Apart from the normal espresso-based coffees, Salvage also do filter coffees including Aeropress and cold brews. The cold brew comes in a cute Salvage bottle and is served with a sphere of ice in a glass to keep it chilled.
Japan is a country that is a little obsessed with the cute and cuddly. You’ll see kawaii mascots everywhere in Japan promoting TV channels, transport passes and even the cities and prefectures themselves! So when I see the logo of Harajuku Gyoza with its cutesy face, it’s almost like I’m back in Japan.
Inside, the kawaii theme continues with Japanese-patterned melamine plates and light fixtures saying ‘HAI!’. The menu is equally as cutesy, proclaiming “Welcome, Customer-san!”, before comparing your appetite to Godzilla and saying “We want your happy face”. As for the food items, naturally the menu is gyoza-heavy but there are also other Japanese side dishes and izakaya style dishes available.
There are 5 gyoza dishes at $8 each, and we manage to try 3 out of the 5. For the pork, chicken and duck gyoza, you can choose to have these either grilled or poached. We’re after the crispy burnished bottoms of the fried variety, so we choose to have our pork and duck gyoza fried.

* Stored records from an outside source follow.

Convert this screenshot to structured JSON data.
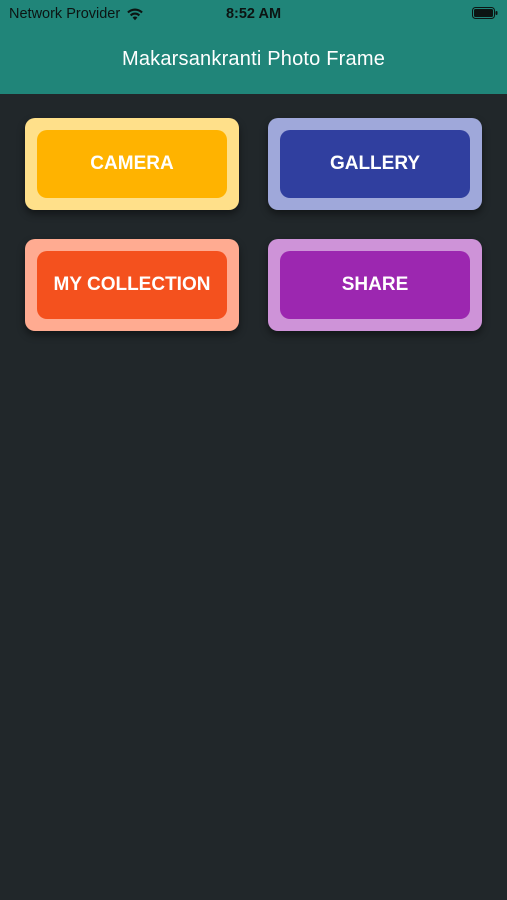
{
  "status_bar": {
    "carrier": "Network Provider",
    "time": "8:52 AM",
    "wifi_icon": "wifi-icon",
    "battery_icon": "battery-icon"
  },
  "app_bar": {
    "title": "Makarsankranti Photo Frame",
    "color": "#208579"
  },
  "background_color": "#21272a",
  "menu": {
    "camera": {
      "label": "CAMERA",
      "outer_color": "#ffe08a",
      "inner_color": "#ffb300"
    },
    "gallery": {
      "label": "GALLERY",
      "outer_color": "#9fa8da",
      "inner_color": "#303f9f"
    },
    "my_collection": {
      "label": "MY COLLECTION",
      "outer_color": "#ffab91",
      "inner_color": "#f4511e"
    },
    "share": {
      "label": "SHARE",
      "outer_color": "#ce93d8",
      "inner_color": "#9c27b0"
    }
  }
}
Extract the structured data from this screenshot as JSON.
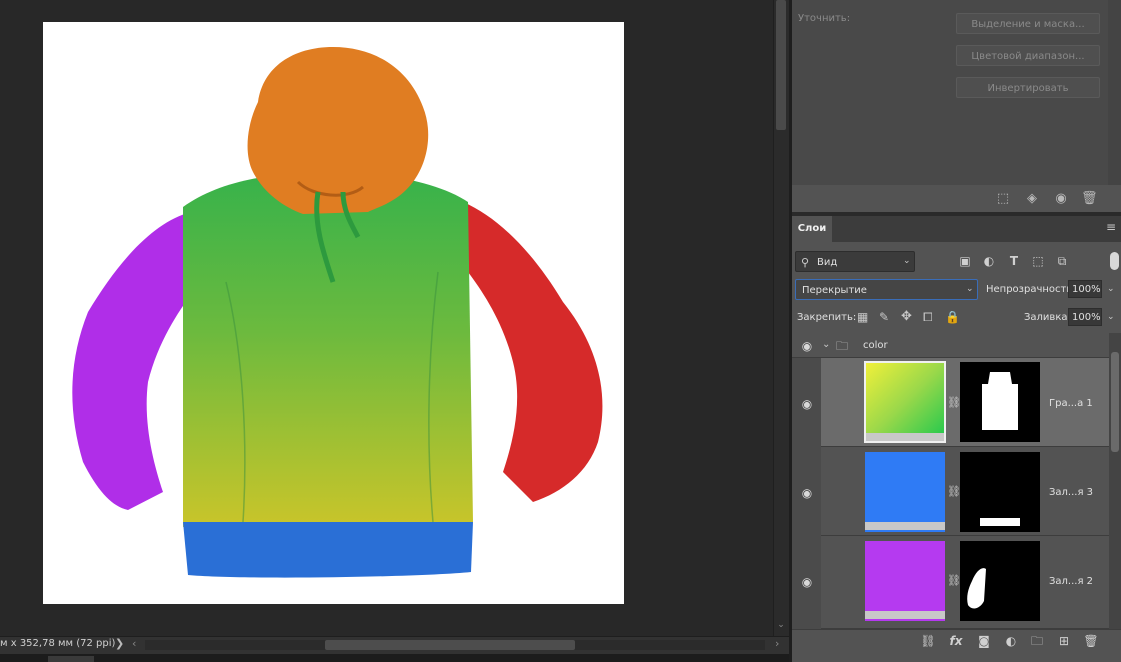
{
  "status": {
    "doc_info": "м x 352,78 мм (72 ppi)",
    "arrow": "❯",
    "scroll_left": "‹",
    "scroll_right": "›"
  },
  "properties": {
    "refine_label": "Уточнить:",
    "select_mask_button": "Выделение и маска...",
    "color_range_button": "Цветовой диапазон...",
    "invert_button": "Инвертировать"
  },
  "layers": {
    "tab_label": "Слои",
    "filter_label": "Вид",
    "blend_mode": "Перекрытие",
    "opacity_label": "Непрозрачность:",
    "opacity_value": "100%",
    "lock_label": "Закрепить:",
    "fill_label": "Заливка:",
    "fill_value": "100%",
    "group_name": "color",
    "items": [
      {
        "name": "Гра...а 1",
        "color": "#e8e83a"
      },
      {
        "name": "Зал...я 3",
        "color": "#2f7bf5"
      },
      {
        "name": "Зал...я 2",
        "color": "#b53af0"
      }
    ]
  },
  "colors": {
    "hood": "#e07d22",
    "left_sleeve": "#b02ee8",
    "right_sleeve": "#d62a2a",
    "hem": "#2a6fd6",
    "body_top": "#3ab24a",
    "body_bottom": "#c8c828",
    "selection_accent": "#3a6db8"
  }
}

So it occurred to me a few months ago that it’s been AGES since I’ve posted a recipe – not since October last year in fact. It’s not that I don’t cook often because we eat regularly at home and I do bake for people’s birthdays and other special occasions, but sometimes I just can’t be bothered styling the food and taking photos of it. I just want to eat it.
So I thought it was time to get my mojo back, and even though I still haven’t quite got this food styling thing, it’s nice to be able to share recipes and baking successes – so here is my first recipe post in over 6 months.
I’ve had a chiffon cake tin for years and always had the intention of making it, but the thought of flat and dense chiffon cakes had always scared me off making them. I don’t know why I was so worried because after doing a bit of research and finding a recipe, I made my first chiffon cake with much success!
I chose matcha flavour because green tea is awesome and also because I’d just come back from Japan and was craving matcha desserts. The green tea flavour is quite subtle in this cake but what I particularly love about chiffon cakes is the light and airy texture which makes you feel like you’re eating a cloud. A green tea flavoured cloud!
I used a recipe that I adapted from Keiko Ishida’s book Okashi: Sweet Treats made with Love. The recipe calls for 5 eggs but uses a 20cm tin, so I have increased the amounts to fit my 25cm tin. This recipe worked really well for me and I’ve used it to also make a pandan flavoured chiffon cake and chocolate flavoured chiffon cake. Yep, there’s definitely going to be plenty of chiffon in my future! Continue reading →